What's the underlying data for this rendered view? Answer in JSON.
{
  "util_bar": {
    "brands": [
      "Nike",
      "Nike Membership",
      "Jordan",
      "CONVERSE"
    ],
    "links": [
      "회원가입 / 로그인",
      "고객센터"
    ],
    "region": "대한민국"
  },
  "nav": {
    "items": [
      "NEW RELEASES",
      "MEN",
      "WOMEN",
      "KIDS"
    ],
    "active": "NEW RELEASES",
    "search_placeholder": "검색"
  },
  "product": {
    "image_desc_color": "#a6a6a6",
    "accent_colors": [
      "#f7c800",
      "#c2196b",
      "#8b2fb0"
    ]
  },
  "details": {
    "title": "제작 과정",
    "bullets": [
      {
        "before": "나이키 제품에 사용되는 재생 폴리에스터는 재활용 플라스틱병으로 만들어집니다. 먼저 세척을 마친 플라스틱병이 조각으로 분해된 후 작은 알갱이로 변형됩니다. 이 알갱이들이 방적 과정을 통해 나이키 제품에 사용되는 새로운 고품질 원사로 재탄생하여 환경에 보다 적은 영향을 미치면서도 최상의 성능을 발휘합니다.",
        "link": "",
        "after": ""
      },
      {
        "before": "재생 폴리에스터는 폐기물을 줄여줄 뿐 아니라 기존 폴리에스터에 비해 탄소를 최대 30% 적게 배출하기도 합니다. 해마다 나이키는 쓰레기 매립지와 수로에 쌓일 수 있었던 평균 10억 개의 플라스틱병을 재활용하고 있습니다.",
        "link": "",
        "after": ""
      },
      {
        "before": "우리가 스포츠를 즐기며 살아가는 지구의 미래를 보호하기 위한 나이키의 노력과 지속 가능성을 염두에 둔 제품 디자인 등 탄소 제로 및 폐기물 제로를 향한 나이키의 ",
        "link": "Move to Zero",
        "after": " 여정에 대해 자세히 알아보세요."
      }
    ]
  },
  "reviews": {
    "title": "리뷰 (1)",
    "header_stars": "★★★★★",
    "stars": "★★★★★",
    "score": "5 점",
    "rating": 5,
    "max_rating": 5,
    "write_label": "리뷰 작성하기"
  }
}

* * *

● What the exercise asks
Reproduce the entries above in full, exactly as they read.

● Result for this exercise
What's the underlying data for this rendered view? Answer in JSON.
{
  "util_bar": {
    "brands": [
      "Nike",
      "Nike Membership",
      "Jordan",
      "CONVERSE"
    ],
    "links": [
      "회원가입 / 로그인",
      "고객센터"
    ],
    "region": "대한민국"
  },
  "nav": {
    "items": [
      "NEW RELEASES",
      "MEN",
      "WOMEN",
      "KIDS"
    ],
    "active": "NEW RELEASES",
    "search_placeholder": "검색"
  },
  "product": {
    "image_desc_color": "#a6a6a6",
    "accent_colors": [
      "#f7c800",
      "#c2196b",
      "#8b2fb0"
    ]
  },
  "details": {
    "title": "제작 과정",
    "bullets": [
      {
        "before": "나이키 제품에 사용되는 재생 폴리에스터는 재활용 플라스틱병으로 만들어집니다. 먼저 세척을 마친 플라스틱병이 조각으로 분해된 후 작은 알갱이로 변형됩니다. 이 알갱이들이 방적 과정을 통해 나이키 제품에 사용되는 새로운 고품질 원사로 재탄생하여 환경에 보다 적은 영향을 미치면서도 최상의 성능을 발휘합니다.",
        "link": "",
        "after": ""
      },
      {
        "before": "재생 폴리에스터는 폐기물을 줄여줄 뿐 아니라 기존 폴리에스터에 비해 탄소를 최대 30% 적게 배출하기도 합니다. 해마다 나이키는 쓰레기 매립지와 수로에 쌓일 수 있었던 평균 10억 개의 플라스틱병을 재활용하고 있습니다.",
        "link": "",
        "after": ""
      },
      {
        "before": "우리가 스포츠를 즐기며 살아가는 지구의 미래를 보호하기 위한 나이키의 노력과 지속 가능성을 염두에 둔 제품 디자인 등 탄소 제로 및 폐기물 제로를 향한 나이키의 ",
        "link": "Move to Zero",
        "after": " 여정에 대해 자세히 알아보세요."
      }
    ]
  },
  "reviews": {
    "title": "리뷰 (1)",
    "header_stars": "★★★★★",
    "stars": "★★★★★",
    "score": "5 점",
    "rating": 5,
    "max_rating": 5,
    "write_label": "리뷰 작성하기"
  }
}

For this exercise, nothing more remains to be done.